I think it is time that we in the church start acting like grown ups; that we start behaving like the father in the parable.

Grace church, I don’t know you very well, I am more of a “drop in.” I pray with you on an occasional basis. I see all the signs in your side yard; I listen to the announcements on Sunday morning: community dinners, work days and lunch with parolees, all kinds of music programs. You participate in and invite your neighbors to regularly scheduled healing services. Of all the churches in greater Cincinnati, I notice YOU are welcoming the recently re-activated Integrity group. I know many groups use your facilities and thus shape your presence, your ministry and mission here at the corner of Hamilton and Belmont. As an outsider, let me commend you: you have more going on in a given month, more engagement with the world, the body of God, than any other church I visit.

I look around at this large, extensive building you have and I wonder: how, how do you manage, financially, but more significantly, in terms of your own energy? This is not a congregation where on a Sunday morning you can just slip into a pew and let the timeless cadences of the liturgy roll over you. Every Sunday you pray with a different worship leader: ‘Fathers, Mothers, Healers, Lay Leaders, Retirees: all representing different styles, pieties and practices. And music: look at the song books you sing from; sometimes with John ringing the bells, or Bill at the organ, or maybe, Bill or Judy at the piano; and those drums that sit in the corner, I am just waiting for those
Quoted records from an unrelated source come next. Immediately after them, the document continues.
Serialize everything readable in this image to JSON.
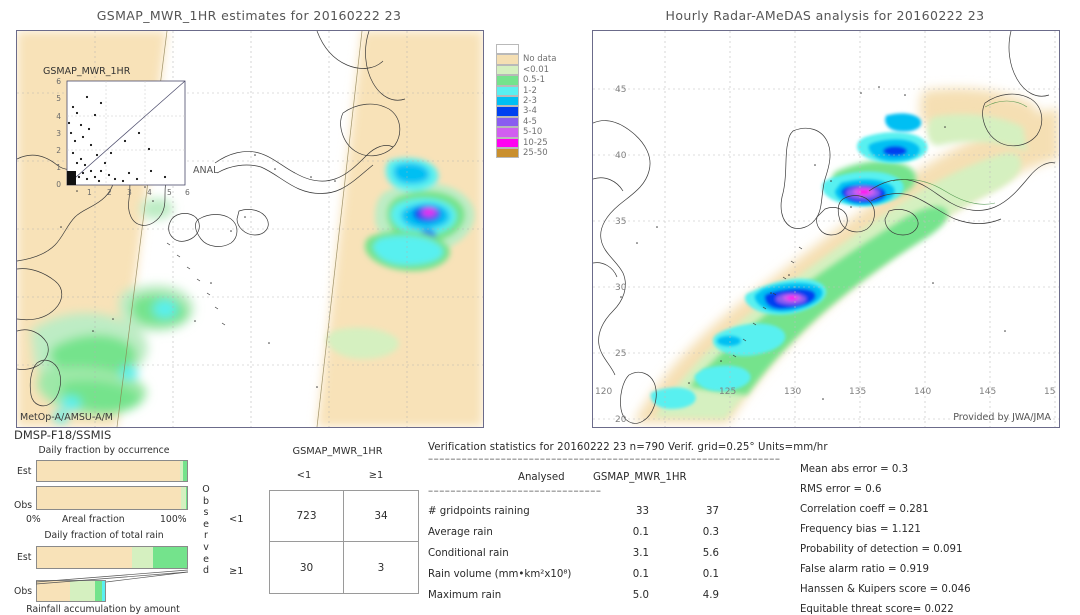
{
  "left_panel": {
    "title": "GSMAP_MWR_1HR estimates for 20160222 23",
    "corner_label": "GSMAP_MWR_1HR",
    "inset": {
      "xlabel": "ANAL",
      "ticks": [
        "0",
        "1",
        "2",
        "3",
        "4",
        "5",
        "6"
      ],
      "axis_max": 6
    },
    "footer_label": "MetOp-A/AMSU-A/M",
    "sensor_label": "DMSP-F18/SSMIS"
  },
  "right_panel": {
    "title": "Hourly Radar-AMeDAS analysis for 20160222 23",
    "credit": "Provided by JWA/JMA",
    "lon_ticks": [
      "120",
      "125",
      "130",
      "135",
      "140",
      "145",
      "15"
    ],
    "lat_ticks": [
      "45",
      "40",
      "35",
      "30",
      "25",
      "20"
    ]
  },
  "colorbar": {
    "entries": [
      {
        "label": "",
        "color": "#ffffff"
      },
      {
        "label": "No data",
        "color": "#f5dfb3"
      },
      {
        "label": "<0.01",
        "color": "#d5f0c0"
      },
      {
        "label": "0.5-1",
        "color": "#74e38c"
      },
      {
        "label": "1-2",
        "color": "#59f0f0"
      },
      {
        "label": "2-3",
        "color": "#00bff3"
      },
      {
        "label": "3-4",
        "color": "#0040f0"
      },
      {
        "label": "4-5",
        "color": "#8a5cf0"
      },
      {
        "label": "5-10",
        "color": "#d15ef0"
      },
      {
        "label": "10-25",
        "color": "#ff00f0"
      },
      {
        "label": "25-50",
        "color": "#c98f2e"
      }
    ]
  },
  "bar_charts": [
    {
      "caption": "Daily fraction by occurrence",
      "axis_left": "0%",
      "axis_center": "Areal fraction",
      "axis_right": "100%",
      "rows": [
        {
          "label": "Est",
          "segments": [
            {
              "color": "#f8e2b8",
              "pct": 95.5
            },
            {
              "color": "#d5f0c0",
              "pct": 1.5
            },
            {
              "color": "#74e38c",
              "pct": 3.0
            }
          ]
        },
        {
          "label": "Obs",
          "segments": [
            {
              "color": "#f8e2b8",
              "pct": 96.0
            },
            {
              "color": "#d5f0c0",
              "pct": 3.3
            },
            {
              "color": "#74e38c",
              "pct": 0.7
            }
          ]
        }
      ]
    },
    {
      "caption": "Daily fraction of total rain",
      "axis_bottom": "Rainfall accumulation by amount",
      "rows": [
        {
          "label": "Est",
          "width_pct": 100,
          "segments": [
            {
              "color": "#f8e2b8",
              "pct": 63.0
            },
            {
              "color": "#d5f0c0",
              "pct": 14.0
            },
            {
              "color": "#74e38c",
              "pct": 23.0
            }
          ]
        },
        {
          "label": "Obs",
          "width_pct": 46,
          "segments": [
            {
              "color": "#f8e2b8",
              "pct": 48.0
            },
            {
              "color": "#d5f0c0",
              "pct": 38.0
            },
            {
              "color": "#74e38c",
              "pct": 10.0
            },
            {
              "color": "#59f0f0",
              "pct": 4.0
            }
          ]
        }
      ]
    }
  ],
  "contingency": {
    "title": "GSMAP_MWR_1HR",
    "col_headers": [
      "<1",
      "≥1"
    ],
    "row_headers": [
      "<1",
      "≥1"
    ],
    "axis_label": "Observed",
    "cells": [
      [
        "723",
        "34"
      ],
      [
        "30",
        "3"
      ]
    ]
  },
  "stats": {
    "header": "Verification statistics for 20160222 23  n=790  Verif. grid=0.25°  Units=mm/hr",
    "col_headers": [
      "Analysed",
      "GSMAP_MWR_1HR"
    ],
    "rows": [
      {
        "name": "# gridpoints raining",
        "analysed": "33",
        "estimate": "37"
      },
      {
        "name": "Average rain",
        "analysed": "0.1",
        "estimate": "0.3"
      },
      {
        "name": "Conditional rain",
        "analysed": "3.1",
        "estimate": "5.6"
      },
      {
        "name": "Rain volume (mm•km²x10⁸)",
        "analysed": "0.1",
        "estimate": "0.1"
      },
      {
        "name": "Maximum rain",
        "analysed": "5.0",
        "estimate": "4.9"
      }
    ],
    "scores": [
      "Mean abs error = 0.3",
      "RMS error = 0.6",
      "Correlation coeff = 0.281",
      "Frequency bias = 1.121",
      "Probability of detection = 0.091",
      "False alarm ratio = 0.919",
      "Hanssen & Kuipers score = 0.046",
      "Equitable threat score= 0.022"
    ]
  }
}
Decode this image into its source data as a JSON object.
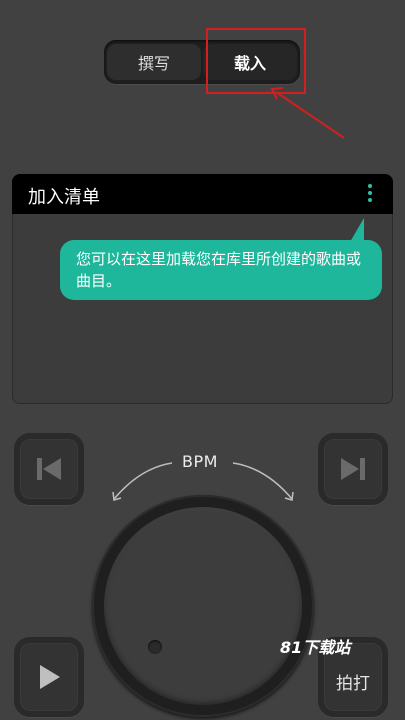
{
  "tabs": {
    "write_label": "撰写",
    "load_label": "载入"
  },
  "playlist": {
    "title": "加入清单",
    "tooltip": "您可以在这里加载您在库里所创建的歌曲或曲目。"
  },
  "metronome": {
    "bpm_label": "BPM",
    "tap_label": "拍打"
  },
  "watermark": "81下载站",
  "colors": {
    "accent": "#1fb79c",
    "annotation": "#d21f1f",
    "background": "#414141"
  },
  "icons": {
    "prev": "skip-previous-icon",
    "next": "skip-next-icon",
    "play": "play-icon",
    "menu": "more-vertical-icon"
  }
}
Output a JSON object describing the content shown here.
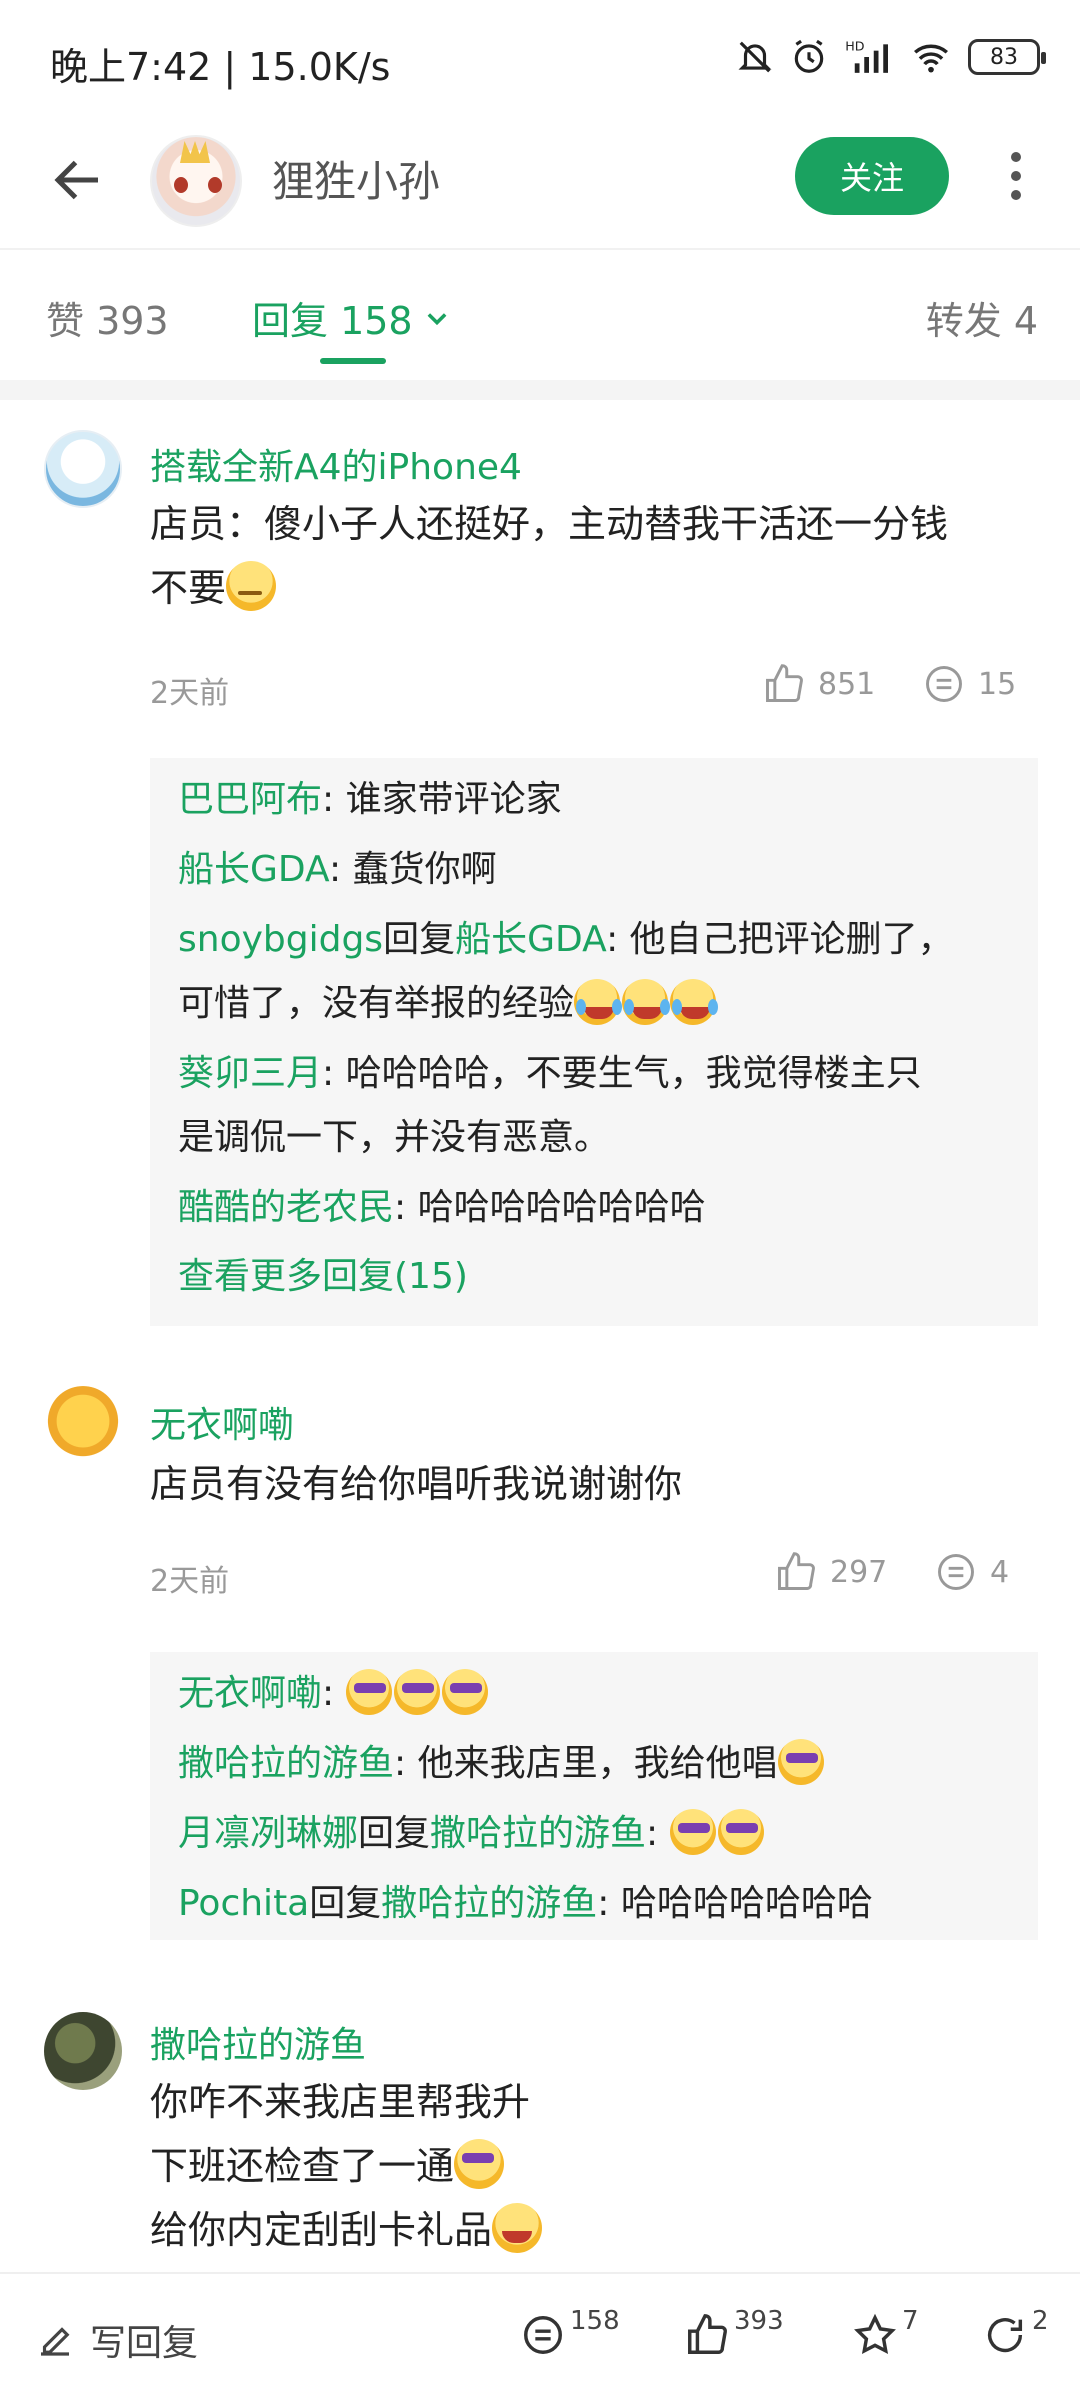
{
  "status_bar": {
    "time": "晚上7:42 | 15.0K/s",
    "battery": "83"
  },
  "header": {
    "user_name": "狸狌小孙",
    "follow_label": "关注"
  },
  "tabs": {
    "likes": "赞 393",
    "replies": "回复 158",
    "forwards": "转发 4"
  },
  "comments": [
    {
      "name": "搭载全新A4的iPhone4",
      "body_line1": "店员：傻小子人还挺好，主动替我干活还一分钱",
      "body_line2": "不要",
      "time": "2天前",
      "likes": "851",
      "replies": "15",
      "sub_replies": [
        {
          "user": "巴巴阿布",
          "sep": ": ",
          "text": "谁家带评论家"
        },
        {
          "user": "船长GDA",
          "sep": ": ",
          "text": "蠢货你啊"
        },
        {
          "user": "snoybgidgs",
          "mid": "回复",
          "target": "船长GDA",
          "sep": ": ",
          "text": "他自己把评论删了，",
          "text2": "可惜了，没有举报的经验"
        },
        {
          "user": "葵卯三月",
          "sep": ": ",
          "text": "哈哈哈哈，不要生气，我觉得楼主只",
          "text2": "是调侃一下，并没有恶意。"
        },
        {
          "user": "酷酷的老农民",
          "sep": ": ",
          "text": "哈哈哈哈哈哈哈哈"
        }
      ],
      "more_label": "查看更多回复(15)"
    },
    {
      "name": "无衣啊嘞",
      "body_line1": "店员有没有给你唱听我说谢谢你",
      "time": "2天前",
      "likes": "297",
      "replies": "4",
      "sub_replies": [
        {
          "user": "无衣啊嘞",
          "sep": ": "
        },
        {
          "user": "撒哈拉的游鱼",
          "sep": ": ",
          "text": "他来我店里，我给他唱"
        },
        {
          "user": "月凛冽琳娜",
          "mid": "回复",
          "target": "撒哈拉的游鱼",
          "sep": ": "
        },
        {
          "user": "Pochita",
          "mid": "回复",
          "target": "撒哈拉的游鱼",
          "sep": ": ",
          "text": "哈哈哈哈哈哈哈"
        }
      ]
    },
    {
      "name": "撒哈拉的游鱼",
      "body_line1": "你咋不来我店里帮我升",
      "body_line2": "下班还检查了一通",
      "body_line3": "给你内定刮刮卡礼品"
    }
  ],
  "bottom_bar": {
    "write_reply": "写回复",
    "comment_count": "158",
    "like_count": "393",
    "star_count": "7",
    "share_count": "2"
  },
  "colors": {
    "accent": "#1aa260",
    "muted": "#999999",
    "sub_bg": "#f6f6f6"
  },
  "icons": [
    "back-arrow-icon",
    "more-vertical-icon",
    "chevron-down-icon",
    "thumbs-up-icon",
    "comment-icon",
    "pencil-icon",
    "star-icon",
    "share-icon"
  ]
}
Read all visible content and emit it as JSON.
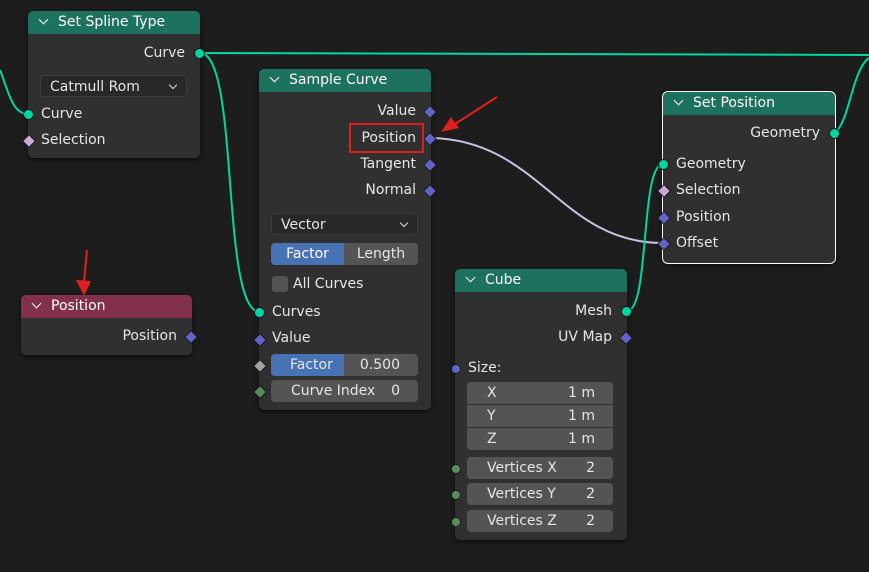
{
  "set_spline_type": {
    "title": "Set Spline Type",
    "output_curve": "Curve",
    "spline_type": "Catmull Rom",
    "input_curve": "Curve",
    "input_selection": "Selection"
  },
  "position_node": {
    "title": "Position",
    "output_position": "Position"
  },
  "sample_curve": {
    "title": "Sample Curve",
    "outputs": [
      "Value",
      "Position",
      "Tangent",
      "Normal"
    ],
    "data_type": "Vector",
    "mode_factor": "Factor",
    "mode_length": "Length",
    "all_curves": "All Curves",
    "input_curves": "Curves",
    "input_value": "Value",
    "factor_label": "Factor",
    "factor_value": "0.500",
    "curve_index_label": "Curve Index",
    "curve_index_value": "0"
  },
  "cube": {
    "title": "Cube",
    "output_mesh": "Mesh",
    "output_uvmap": "UV Map",
    "size_label": "Size:",
    "size_x_label": "X",
    "size_x_value": "1 m",
    "size_y_label": "Y",
    "size_y_value": "1 m",
    "size_z_label": "Z",
    "size_z_value": "1 m",
    "vertices_x_label": "Vertices X",
    "vertices_x_value": "2",
    "vertices_y_label": "Vertices Y",
    "vertices_y_value": "2",
    "vertices_z_label": "Vertices Z",
    "vertices_z_value": "2"
  },
  "set_position": {
    "title": "Set Position",
    "output_geometry": "Geometry",
    "input_geometry": "Geometry",
    "input_selection": "Selection",
    "input_position": "Position",
    "input_offset": "Offset"
  },
  "colors": {
    "geometry_socket": "#00d6a3",
    "vector_socket": "#6363c7",
    "header_geometry": "#1d725e",
    "header_input": "#83314a",
    "annotation_red": "#e0201e",
    "active_button": "#4772b3"
  }
}
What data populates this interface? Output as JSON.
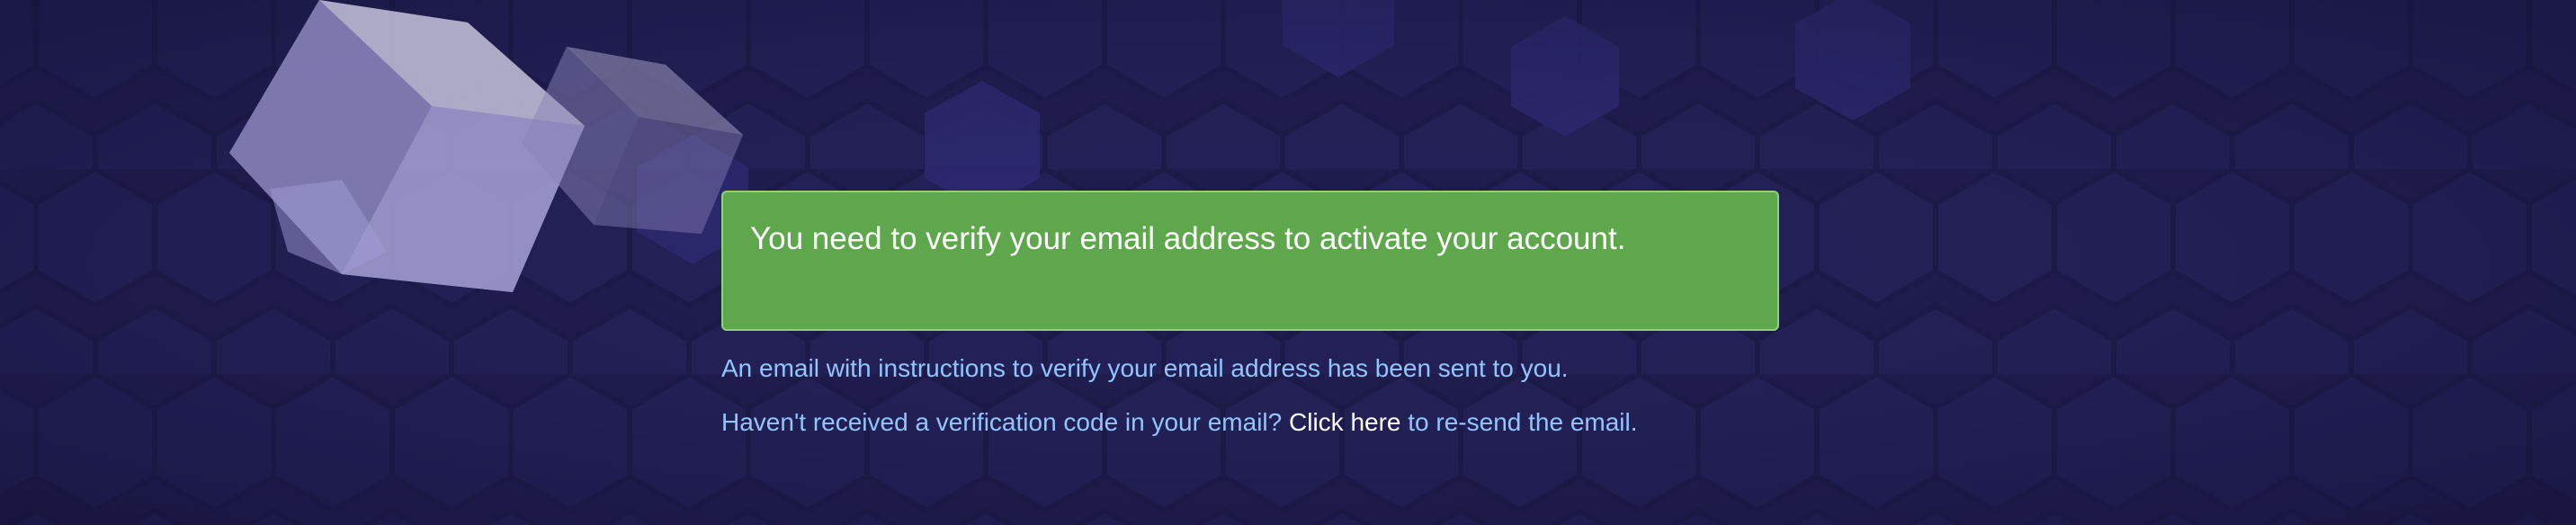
{
  "alert": {
    "message": "You need to verify your email address to activate your account."
  },
  "info": {
    "sent_message": "An email with instructions to verify your email address has been sent to you.",
    "resend_prefix": "Haven't received a verification code in your email?",
    "resend_link": "Click here",
    "resend_suffix": "to re-send the email."
  },
  "colors": {
    "background": "#1e1b4b",
    "alert_bg": "#5fa74c",
    "info_text": "#93c5fd",
    "link_text": "#ffffff"
  },
  "icons": [
    "cube-icon"
  ]
}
I am overwhelmed by the time, energy and devotion you manifest to be the church, the ecclesia, the fellowship of those who believe in the Lord Jesus and intend to be his disciples. I don’t know how you do it. I don’t know your business. I don’t know how you make decisions. I don’t know how you solve problems when there are disagreements, as there must surely be in this very complex ministry.

But this is refreshment Sunday and I am nourished by your witness. I think you are like the father in the parable we just heard. Jesus says: ”Let me tell you about a man who had two sons.” You are like that man. Your stony presence stands as one comes up the hill from Northside, like the father whose arms are outstretched to welcome those who pass by. Your doors are wide enough; your arms appear to be strong enough to embrace both the sinner who has gone astray and the self righteous embittered one. If you sometimes get weary or distracted, or even irritated with one another, do not let that take you off course. We are not meant to be like one of the sons: not the self indulged, “gimee, gimee, gimee” nor the whinnying: “it’s not fair, what about me.”

No. We are the grownups. We are meant to be like the father. Our calling is to proclaim: “Come, celebrate and rejoice, for what was dead is now alive: what was lost has been found.” This my friends, is the bread that gives life to the world.